DIRECTIONS:
Each line of the material holding the word "JSON" must be identified and copied.

· · ·

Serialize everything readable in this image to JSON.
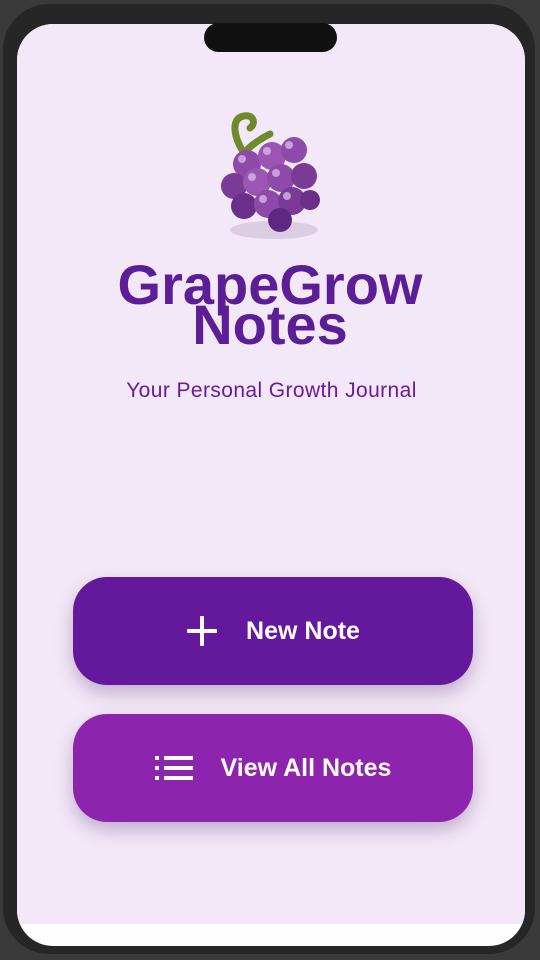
{
  "app": {
    "title_line1": "GrapeGrow",
    "title_line2": "Notes",
    "subtitle": "Your Personal Growth Journal",
    "logo_icon": "grapes-icon"
  },
  "actions": {
    "new_note_label": "New Note",
    "new_note_icon": "plus-icon",
    "view_all_label": "View All Notes",
    "view_all_icon": "list-icon"
  },
  "colors": {
    "background": "#f3e8f7",
    "title": "#5b1e96",
    "primary_button": "#64199d",
    "secondary_button": "#8d24ad"
  }
}
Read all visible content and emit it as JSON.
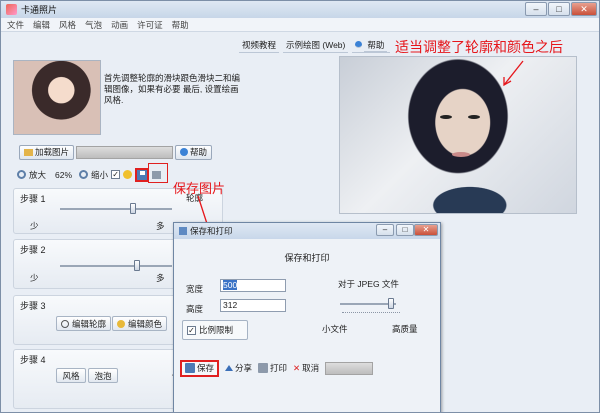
{
  "window": {
    "title": "卡通照片",
    "controls": {
      "min": "–",
      "max": "□",
      "close": "✕"
    }
  },
  "menu": [
    "文件",
    "编辑",
    "风格",
    "气泡",
    "动画",
    "许可证",
    "帮助"
  ],
  "intro_text": "首先调整轮廓的滑块跟色滑块二和编辑图像，如果有必要 最后, 设置绘画风格.",
  "load": {
    "load_button": "加载图片",
    "help_button": "帮助"
  },
  "zoom": {
    "zoom_in": "放大",
    "percent": "62%",
    "zoom_out": "缩小"
  },
  "steps": {
    "step1": {
      "title": "步骤 1",
      "less": "少",
      "more": "多",
      "name": "轮廓",
      "slider_level": 0.72
    },
    "step2": {
      "title": "步骤 2",
      "less": "少",
      "more": "多",
      "slider_level": 0.72
    },
    "step3": {
      "title": "步骤 3",
      "edit_outline": "编辑轮廓",
      "edit_color": "编辑颜色"
    },
    "step4": {
      "title": "步骤 4",
      "style": "风格",
      "bubble": "泡泡",
      "extra": "风"
    }
  },
  "tabs": [
    "视频教程",
    "示例绘图 (Web)",
    "帮助"
  ],
  "annotations": {
    "top": "适当调整了轮廓和颜色之后",
    "mid": "保存图片",
    "color": "#e6161b"
  },
  "dialog": {
    "title": "保存和打印",
    "controls": {
      "min": "–",
      "max": "□",
      "close": "✕"
    },
    "heading": "保存和打印",
    "width_label": "宽度",
    "width_value": "500",
    "height_label": "高度",
    "height_value": "312",
    "aspect_label": "比例限制",
    "jpeg_label": "对于 JPEG 文件",
    "small_file": "小文件",
    "high_quality": "高质量",
    "quality_level": 0.92,
    "buttons": {
      "save": "保存",
      "share": "分享",
      "print": "打印",
      "cancel": "取消"
    }
  }
}
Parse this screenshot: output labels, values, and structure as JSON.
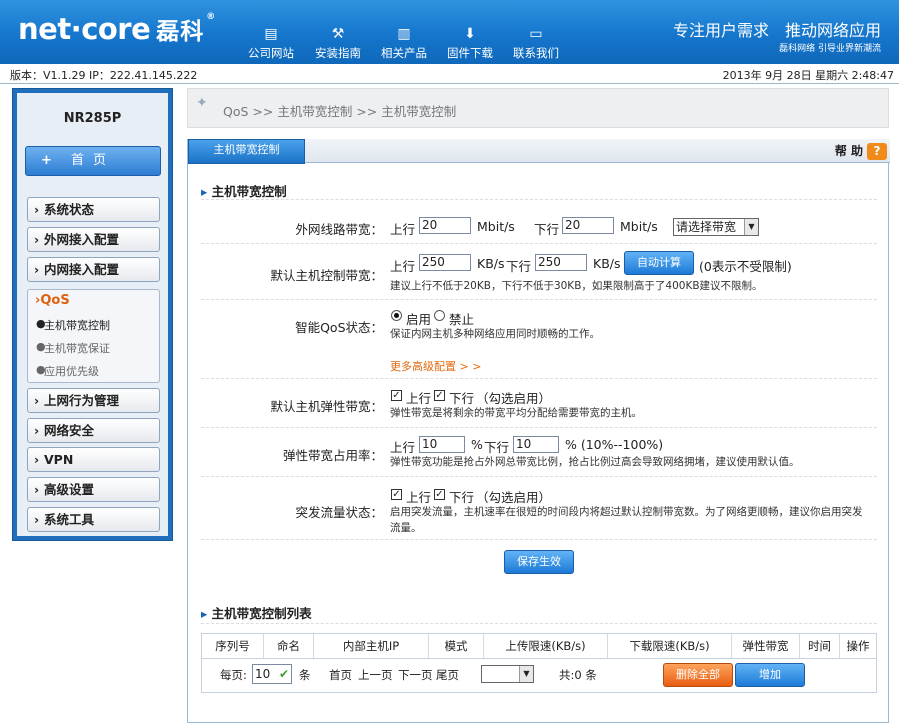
{
  "header": {
    "logo": "net·core",
    "logo_cn": "磊科",
    "logo_reg": "®",
    "nav": [
      {
        "label": "公司网站",
        "icon": "monitor-icon"
      },
      {
        "label": "安装指南",
        "icon": "tools-icon"
      },
      {
        "label": "相关产品",
        "icon": "router-icon"
      },
      {
        "label": "固件下载",
        "icon": "download-icon"
      },
      {
        "label": "联系我们",
        "icon": "chat-icon"
      }
    ],
    "slogan": "专注用户需求　推动网络应用",
    "slogan_sub": "磊科网络 引导业界新潮流"
  },
  "info": {
    "version": "版本：V1.1.29  IP：222.41.145.222",
    "datetime": "2013年 9月 28日 星期六 2:48:47"
  },
  "sidebar": {
    "model": "NR285P",
    "home_plus": "+",
    "home": "首页",
    "items": [
      "系统状态",
      "外网接入配置",
      "内网接入配置"
    ],
    "qos_title": "›QoS",
    "qos_subs": [
      "主机带宽控制",
      "主机带宽保证",
      "应用优先级"
    ],
    "items_after": [
      "上网行为管理",
      "网络安全",
      "VPN",
      "高级设置",
      "系统工具"
    ]
  },
  "breadcrumb": "QoS  >>  主机带宽控制  >>  主机带宽控制",
  "panel": {
    "tab": "主机带宽控制",
    "help": "帮 助",
    "help_q": "?",
    "section1": "主机带宽控制",
    "wan_bw": {
      "label": "外网线路带宽：",
      "up_label": "上行",
      "up_value": "20",
      "unit1": "Mbit/s",
      "down_label": "下行",
      "down_value": "20",
      "unit2": "Mbit/s",
      "select": "请选择带宽"
    },
    "default_bw": {
      "label": "默认主机控制带宽：",
      "up_label": "上行",
      "up_value": "250",
      "unit1": "KB/s",
      "down_label": "下行",
      "down_value": "250",
      "unit2": "KB/s",
      "auto_btn": "自动计算",
      "hint": "(0表示不受限制)",
      "note": "建议上行不低于20KB，下行不低于30KB，如果限制高于了400KB建议不限制。"
    },
    "smart_qos": {
      "label": "智能QoS状态：",
      "on": "启用",
      "off": "禁止",
      "note": "保证内网主机多种网络应用同时顺畅的工作。"
    },
    "more": "更多高级配置 > >",
    "elastic": {
      "label": "默认主机弹性带宽：",
      "up": "上行",
      "down": "下行",
      "hint": "（勾选启用）",
      "note": "弹性带宽是将剩余的带宽平均分配给需要带宽的主机。"
    },
    "ratio": {
      "label": "弹性带宽占用率：",
      "up_label": "上行",
      "up_value": "10",
      "pct1": "%",
      "down_label": "下行",
      "down_value": "10",
      "range": "% (10%--100%)",
      "note": "弹性带宽功能是抢占外网总带宽比例，抢占比例过高会导致网络拥堵，建议使用默认值。"
    },
    "burst": {
      "label": "突发流量状态：",
      "up": "上行",
      "down": "下行",
      "hint": "（勾选启用）",
      "note1": "启用突发流量，主机速率在很短的时间段内将超过默认控制带宽数。为了网络更顺畅，建议你启用突发",
      "note2": "流量。"
    },
    "save": "保存生效",
    "section2": "主机带宽控制列表",
    "table": {
      "headers": [
        "序列号",
        "命名",
        "内部主机IP",
        "模式",
        "上传限速(KB/s)",
        "下载限速(KB/s)",
        "弹性带宽",
        "时间",
        "操作"
      ],
      "per_page_label": "每页:",
      "per_page": "10",
      "per_page_unit": "条",
      "first": "首页",
      "prev": "上一页",
      "next": "下一页",
      "last": "尾页",
      "total": "共:0 条",
      "delete_all": "删除全部",
      "add": "增加"
    }
  }
}
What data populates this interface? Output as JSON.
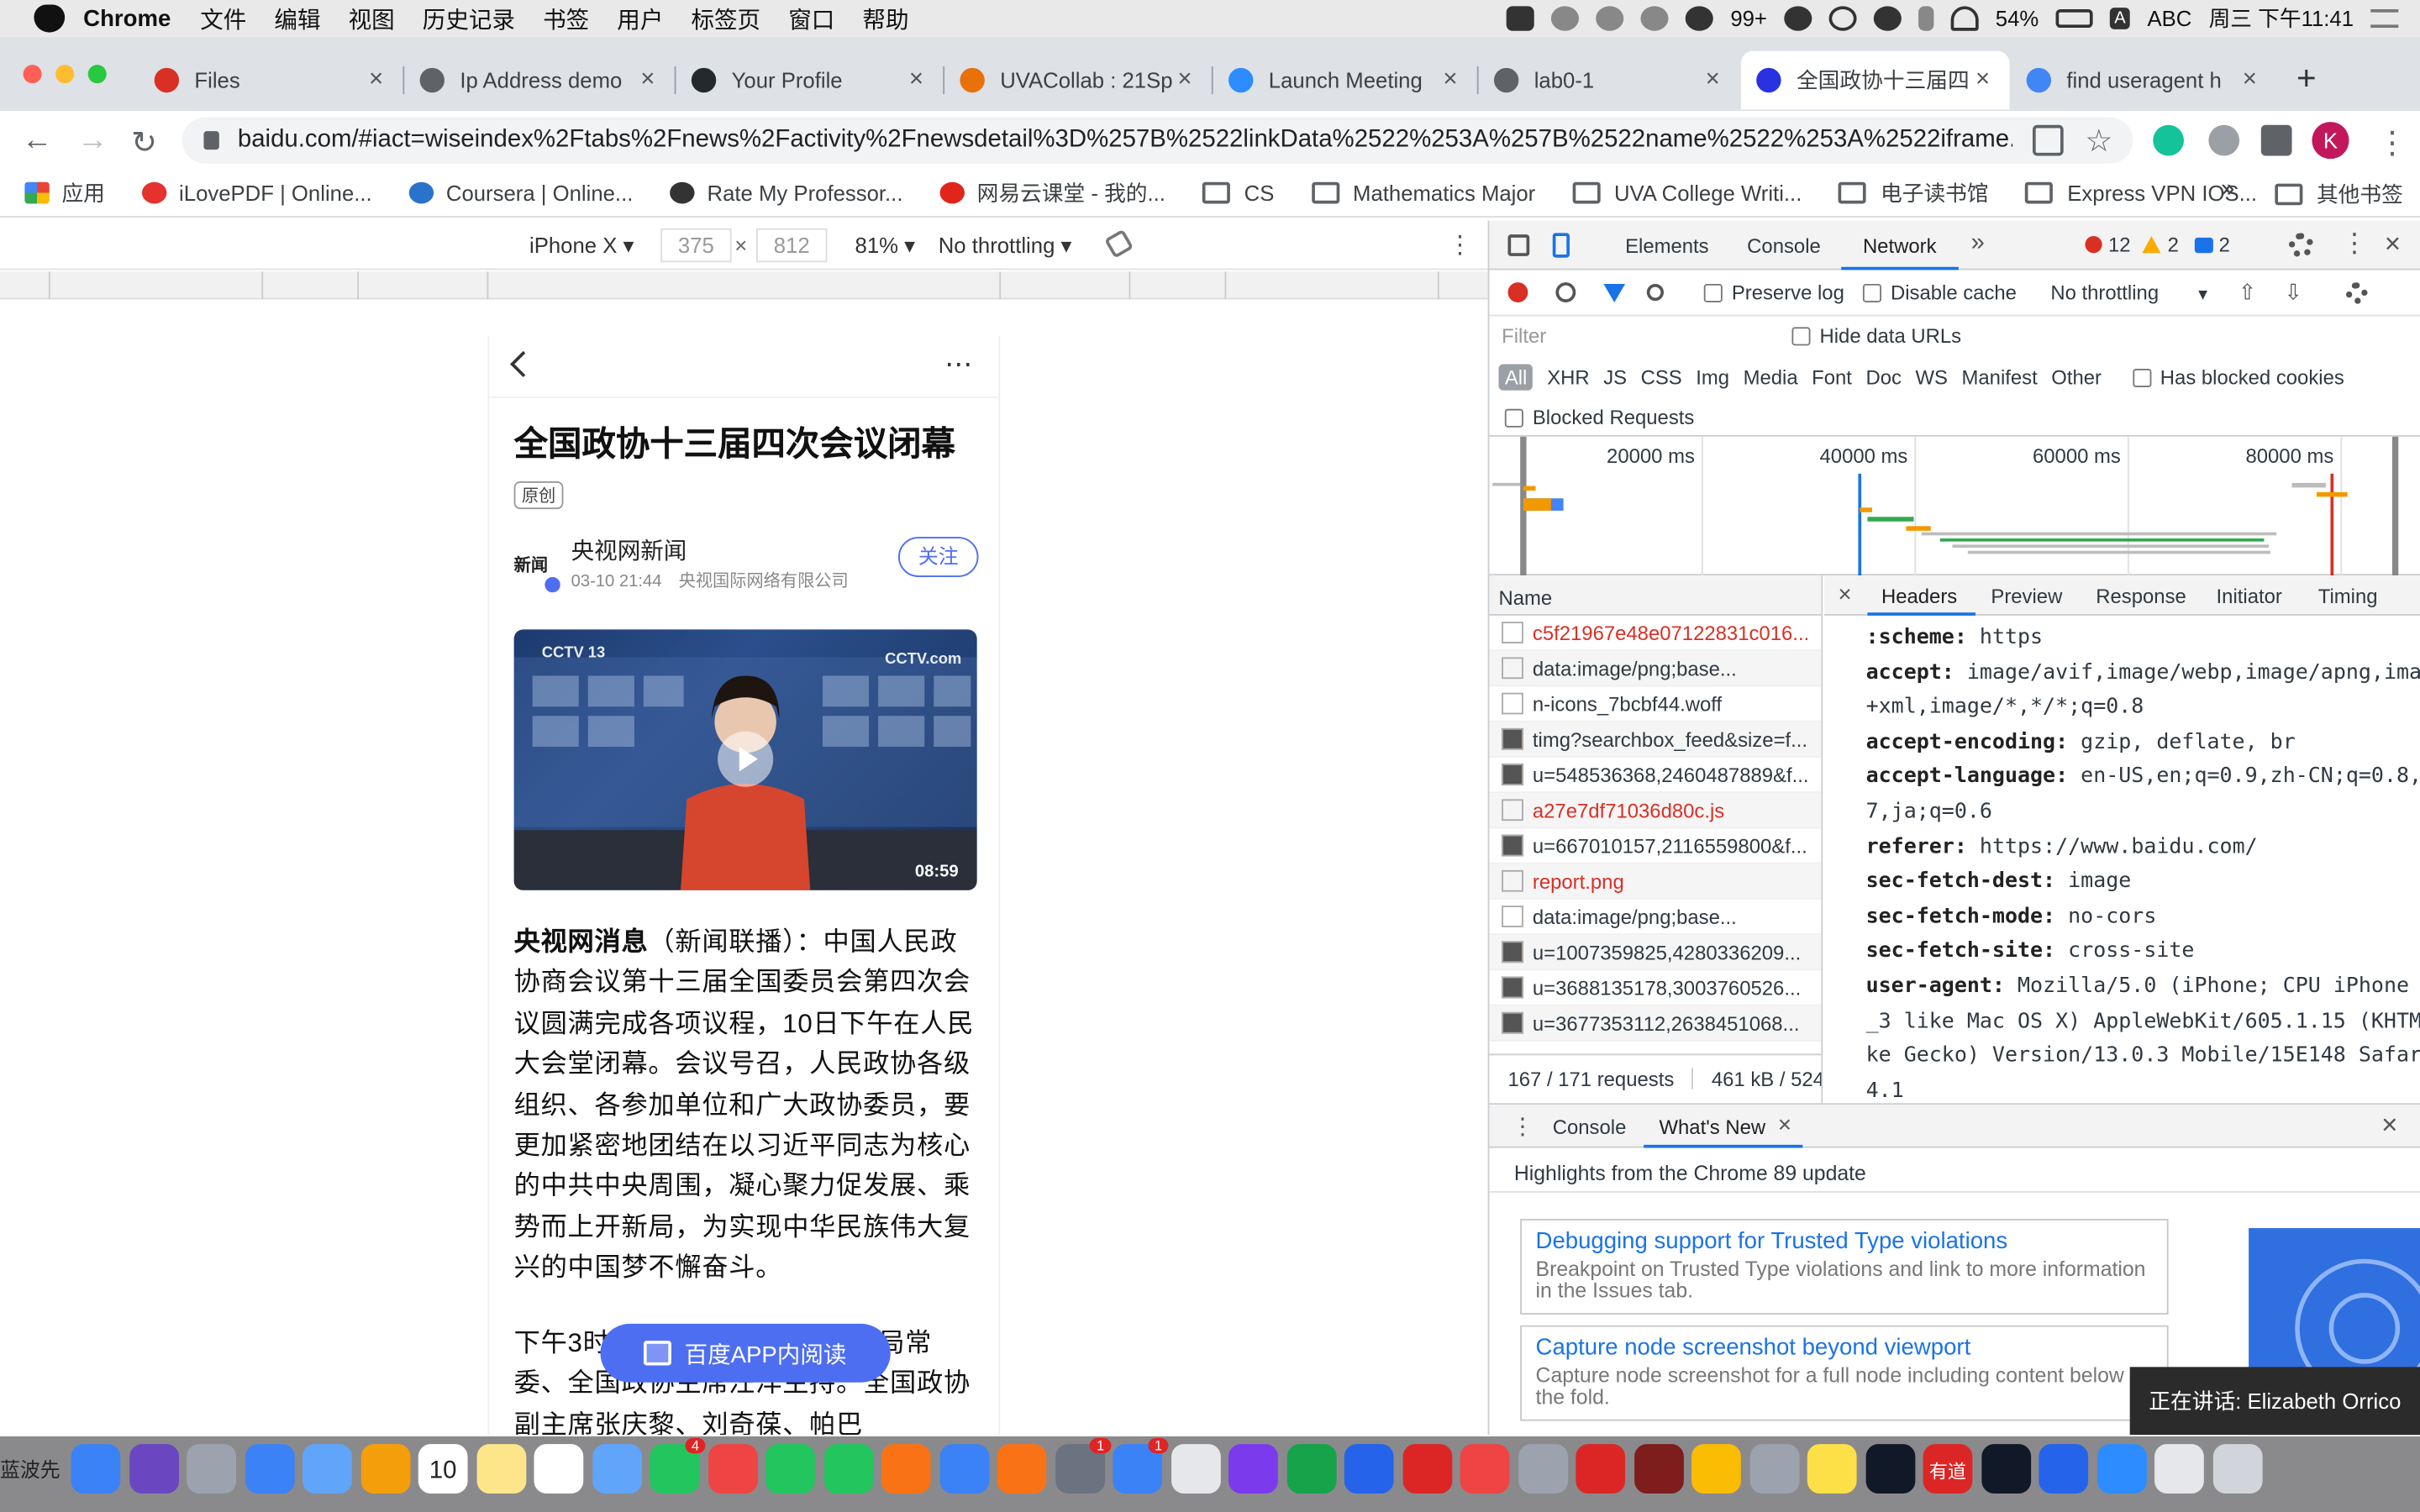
{
  "menubar": {
    "app": "Chrome",
    "items": [
      "文件",
      "编辑",
      "视图",
      "历史记录",
      "书签",
      "用户",
      "标签页",
      "窗口",
      "帮助"
    ],
    "wechat_badge": "99+",
    "battery": "54%",
    "input_method": "ABC",
    "clock": "周三 下午11:41"
  },
  "tabs": [
    {
      "title": "Files",
      "color": "#d93025"
    },
    {
      "title": "Ip Address demo",
      "color": "#5f6368"
    },
    {
      "title": "Your Profile",
      "color": "#24292e"
    },
    {
      "title": "UVACollab : 21Sp",
      "color": "#e8710a"
    },
    {
      "title": "Launch Meeting",
      "color": "#2d8cff"
    },
    {
      "title": "lab0-1",
      "color": "#5f6368"
    },
    {
      "title": "全国政协十三届四",
      "color": "#2932e1"
    },
    {
      "title": "find useragent h",
      "color": "#4285f4"
    }
  ],
  "omnibox": {
    "url": "baidu.com/#iact=wiseindex%2Ftabs%2Fnews%2Factivity%2Fnewsdetail%3D%257B%2522linkData%2522%253A%257B%2522name%2522%253A%2522iframe..."
  },
  "profile_initial": "K",
  "bookmarks": [
    {
      "label": "应用",
      "type": "apps"
    },
    {
      "label": "iLovePDF | Online...",
      "type": "site",
      "color": "#e5322d"
    },
    {
      "label": "Coursera | Online...",
      "type": "site",
      "color": "#2a73cc"
    },
    {
      "label": "Rate My Professor...",
      "type": "site",
      "color": "#333333"
    },
    {
      "label": "网易云课堂 - 我的...",
      "type": "site",
      "color": "#e1251b"
    },
    {
      "label": "CS",
      "type": "folder"
    },
    {
      "label": "Mathematics Major",
      "type": "folder"
    },
    {
      "label": "UVA College Writi...",
      "type": "folder"
    },
    {
      "label": "电子读书馆",
      "type": "folder"
    },
    {
      "label": "Express VPN IOS...",
      "type": "folder"
    }
  ],
  "bookmarks_more": "»",
  "other_bookmarks": "其他书签",
  "device_toolbar": {
    "device": "iPhone X ▾",
    "width": "375",
    "height": "812",
    "zoom": "81% ▾",
    "throttle": "No throttling ▾",
    "times": "×"
  },
  "article": {
    "title": "全国政协十三届四次会议闭幕",
    "badge": "原创",
    "author": "央视网新闻",
    "logo_text": "新闻",
    "meta": "03-10 21:44　央视国际网络有限公司",
    "follow": "关注",
    "video_duration": "08:59",
    "channel_logo": "CCTV 13",
    "watermark": "CCTV.com",
    "lead_bold": "央视网消息",
    "lead_rest": "（新闻联播）：中国人民政协商会议第十三届全国委员会第四次会议圆满完成各项议程，10日下午在人民大会堂闭幕。会议号召，人民政协各级组织、各参加单位和广大政协委员，要更加紧密地团结在以习近平同志为核心的中共中央周围，凝心聚力促发展、乘势而上开新局，为实现中华民族伟大复兴的中国梦不懈奋斗。",
    "para2": "下午3时，大会在中共中央政治局常委、全国政协主席汪洋主持。全国政协副主席张庆黎、刘奇葆、帕巴",
    "app_button": "百度APP内阅读"
  },
  "devtools": {
    "tabs": [
      "Elements",
      "Console",
      "Network"
    ],
    "active_tab": "Network",
    "errors": "12",
    "warnings": "2",
    "messages": "2",
    "preserve_log": "Preserve log",
    "disable_cache": "Disable cache",
    "throttling": "No throttling",
    "filter_placeholder": "Filter",
    "hide_data_urls": "Hide data URLs",
    "types": [
      "All",
      "XHR",
      "JS",
      "CSS",
      "Img",
      "Media",
      "Font",
      "Doc",
      "WS",
      "Manifest",
      "Other"
    ],
    "has_blocked_cookies": "Has blocked cookies",
    "blocked_requests": "Blocked Requests",
    "timeline_labels": [
      "20000 ms",
      "40000 ms",
      "60000 ms",
      "80000 ms"
    ],
    "name_header": "Name",
    "requests": [
      {
        "name": "c5f21967e48e07122831c016...",
        "error": true
      },
      {
        "name": "data:image/png;base...",
        "error": false
      },
      {
        "name": "n-icons_7bcbf44.woff",
        "error": false
      },
      {
        "name": "timg?searchbox_feed&size=f...",
        "error": false
      },
      {
        "name": "u=548536368,2460487889&f...",
        "error": false
      },
      {
        "name": "a27e7df71036d80c.js",
        "error": true
      },
      {
        "name": "u=667010157,2116559800&f...",
        "error": false
      },
      {
        "name": "report.png",
        "error": true
      },
      {
        "name": "data:image/png;base...",
        "error": false
      },
      {
        "name": "u=1007359825,4280336209...",
        "error": false
      },
      {
        "name": "u=3688135178,3003760526...",
        "error": false
      },
      {
        "name": "u=3677353112,2638451068...",
        "error": false
      }
    ],
    "status": "167 / 171 requests",
    "transferred": "461 kB / 524",
    "detail_tabs": [
      "Headers",
      "Preview",
      "Response",
      "Initiator",
      "Timing"
    ],
    "detail_close": "×",
    "headers": [
      {
        "k": ":scheme:",
        "v": "https"
      },
      {
        "k": "accept:",
        "v": "image/avif,image/webp,image/apng,image/"
      },
      {
        "k": "",
        "v": "+xml,image/*,*/*;q=0.8"
      },
      {
        "k": "accept-encoding:",
        "v": "gzip, deflate, br"
      },
      {
        "k": "accept-language:",
        "v": "en-US,en;q=0.9,zh-CN;q=0.8,zh;q"
      },
      {
        "k": "",
        "v": "7,ja;q=0.6"
      },
      {
        "k": "referer:",
        "v": "https://www.baidu.com/"
      },
      {
        "k": "sec-fetch-dest:",
        "v": "image"
      },
      {
        "k": "sec-fetch-mode:",
        "v": "no-cors"
      },
      {
        "k": "sec-fetch-site:",
        "v": "cross-site"
      },
      {
        "k": "user-agent:",
        "v": "Mozilla/5.0 (iPhone; CPU iPhone OS 1"
      },
      {
        "k": "",
        "v": "_3 like Mac OS X) AppleWebKit/605.1.15 (KHTML,"
      },
      {
        "k": "",
        "v": "ke Gecko) Version/13.0.3 Mobile/15E148 Safari/"
      },
      {
        "k": "",
        "v": "4.1"
      }
    ],
    "drawer": {
      "tabs": [
        "Console",
        "What's New"
      ],
      "close_x": "×",
      "highlights": "Highlights from the Chrome 89 update",
      "cards": [
        {
          "title": "Debugging support for Trusted Type violations",
          "desc": "Breakpoint on Trusted Type violations and link to more information in the Issues tab."
        },
        {
          "title": "Capture node screenshot beyond viewport",
          "desc": "Capture node screenshot for a full node including content below the fold."
        }
      ]
    }
  },
  "toast": "正在讲话: Elizabeth Orrico",
  "dock_left_text": "蓝波先",
  "calendar_day": "10",
  "dock_badges": {
    "facetime": "4",
    "appstore": "1",
    "prefs": "1"
  },
  "dock_apps": [
    "Finder",
    "Siri",
    "Launchpad",
    "Safari",
    "Preview",
    "Photos",
    "Calendar",
    "Notes",
    "Reminders",
    "Messages",
    "FaceTime",
    "Music",
    "Numbers",
    "WeChat",
    "Pages",
    "Keynote",
    "Books",
    "System Preferences",
    "App Store",
    "Maps",
    "OneNote",
    "Excel",
    "Word",
    "Acrobat",
    "Rename",
    "Contacts",
    "PowerPoint",
    "Rar",
    "Chrome",
    "Rocket",
    "Stickies",
    "Cisco",
    "Youdao",
    "Terminal",
    "Zoom",
    "Zoom Meetings",
    "Preview Files",
    "Trash"
  ],
  "dock_youdao_label": "有道"
}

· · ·

ANSWER SECTION:
Serialize everything readable in this image to JSON.
Read all visible content and emit it as JSON.
Parse this screenshot: output labels, values, and structure as JSON.
What data populates this interface? Output as JSON.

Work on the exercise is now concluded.